■ WHAT IS EXPECTED: Find and copy the lines in the records beneath this task that contain the word "other".

Excerpts from an interface dataset
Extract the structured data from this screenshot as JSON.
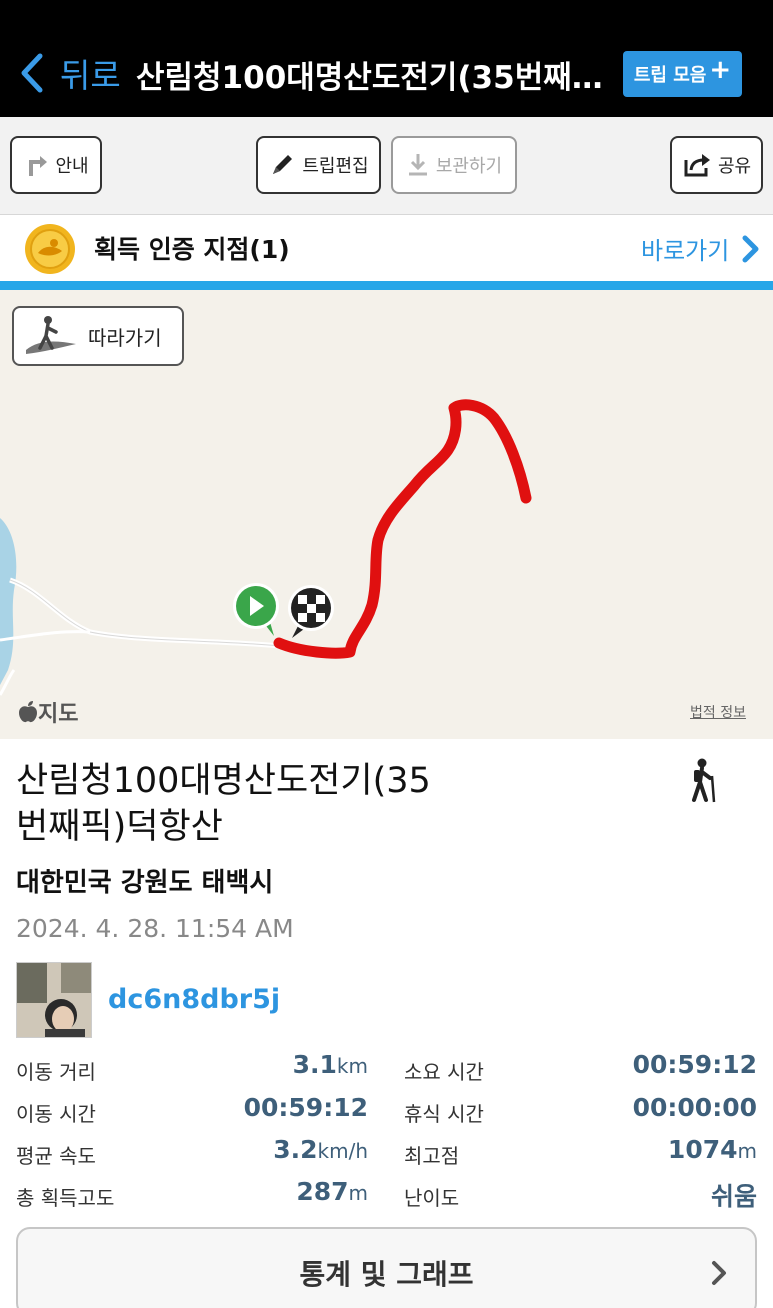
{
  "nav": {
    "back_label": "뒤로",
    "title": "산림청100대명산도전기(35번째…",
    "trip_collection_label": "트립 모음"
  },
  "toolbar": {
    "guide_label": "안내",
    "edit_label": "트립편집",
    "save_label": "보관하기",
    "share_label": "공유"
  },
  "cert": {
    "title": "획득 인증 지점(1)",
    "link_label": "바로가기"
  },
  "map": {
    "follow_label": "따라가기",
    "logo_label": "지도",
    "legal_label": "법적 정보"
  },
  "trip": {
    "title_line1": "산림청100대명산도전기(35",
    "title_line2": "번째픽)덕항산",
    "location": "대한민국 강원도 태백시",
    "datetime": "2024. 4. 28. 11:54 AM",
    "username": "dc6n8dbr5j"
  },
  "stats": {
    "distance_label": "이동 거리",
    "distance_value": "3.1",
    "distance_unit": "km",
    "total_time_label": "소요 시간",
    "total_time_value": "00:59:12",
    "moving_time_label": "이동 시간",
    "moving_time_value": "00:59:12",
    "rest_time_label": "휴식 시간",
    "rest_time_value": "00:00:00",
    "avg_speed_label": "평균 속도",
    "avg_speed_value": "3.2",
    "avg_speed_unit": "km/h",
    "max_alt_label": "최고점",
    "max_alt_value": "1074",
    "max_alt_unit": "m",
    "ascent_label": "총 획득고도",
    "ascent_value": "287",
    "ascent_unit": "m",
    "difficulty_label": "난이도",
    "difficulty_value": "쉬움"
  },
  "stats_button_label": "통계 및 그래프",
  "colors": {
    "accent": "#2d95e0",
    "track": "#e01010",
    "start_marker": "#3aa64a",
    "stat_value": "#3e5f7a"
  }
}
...
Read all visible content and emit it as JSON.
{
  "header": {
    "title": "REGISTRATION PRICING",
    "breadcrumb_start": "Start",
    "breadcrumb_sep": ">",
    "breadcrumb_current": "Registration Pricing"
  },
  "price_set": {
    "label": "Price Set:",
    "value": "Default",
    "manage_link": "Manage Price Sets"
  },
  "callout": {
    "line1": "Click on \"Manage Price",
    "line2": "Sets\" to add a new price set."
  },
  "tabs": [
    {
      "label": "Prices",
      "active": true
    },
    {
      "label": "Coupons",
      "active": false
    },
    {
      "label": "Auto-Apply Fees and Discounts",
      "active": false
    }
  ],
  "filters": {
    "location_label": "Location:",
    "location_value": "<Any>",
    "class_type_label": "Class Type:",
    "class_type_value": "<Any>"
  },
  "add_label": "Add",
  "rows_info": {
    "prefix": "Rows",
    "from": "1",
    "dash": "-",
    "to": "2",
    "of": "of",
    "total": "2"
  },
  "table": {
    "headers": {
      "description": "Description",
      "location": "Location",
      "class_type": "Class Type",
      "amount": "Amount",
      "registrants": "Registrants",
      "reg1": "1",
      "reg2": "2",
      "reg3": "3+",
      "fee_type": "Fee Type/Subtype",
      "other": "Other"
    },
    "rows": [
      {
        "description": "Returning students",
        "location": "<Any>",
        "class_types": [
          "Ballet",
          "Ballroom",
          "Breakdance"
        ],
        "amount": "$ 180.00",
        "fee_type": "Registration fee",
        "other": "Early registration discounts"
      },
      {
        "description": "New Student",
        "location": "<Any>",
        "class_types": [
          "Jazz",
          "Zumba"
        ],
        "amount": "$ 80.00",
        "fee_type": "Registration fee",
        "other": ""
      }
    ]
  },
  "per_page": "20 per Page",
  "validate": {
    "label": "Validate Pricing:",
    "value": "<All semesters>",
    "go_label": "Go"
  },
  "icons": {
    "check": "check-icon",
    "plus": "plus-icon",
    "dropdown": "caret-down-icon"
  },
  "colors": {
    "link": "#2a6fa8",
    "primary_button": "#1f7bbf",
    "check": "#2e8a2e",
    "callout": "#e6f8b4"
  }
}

■ ANSWER TO THE EXERCISE:
      "other": "Other"
        "other": "Early registration discounts"
        "other": ""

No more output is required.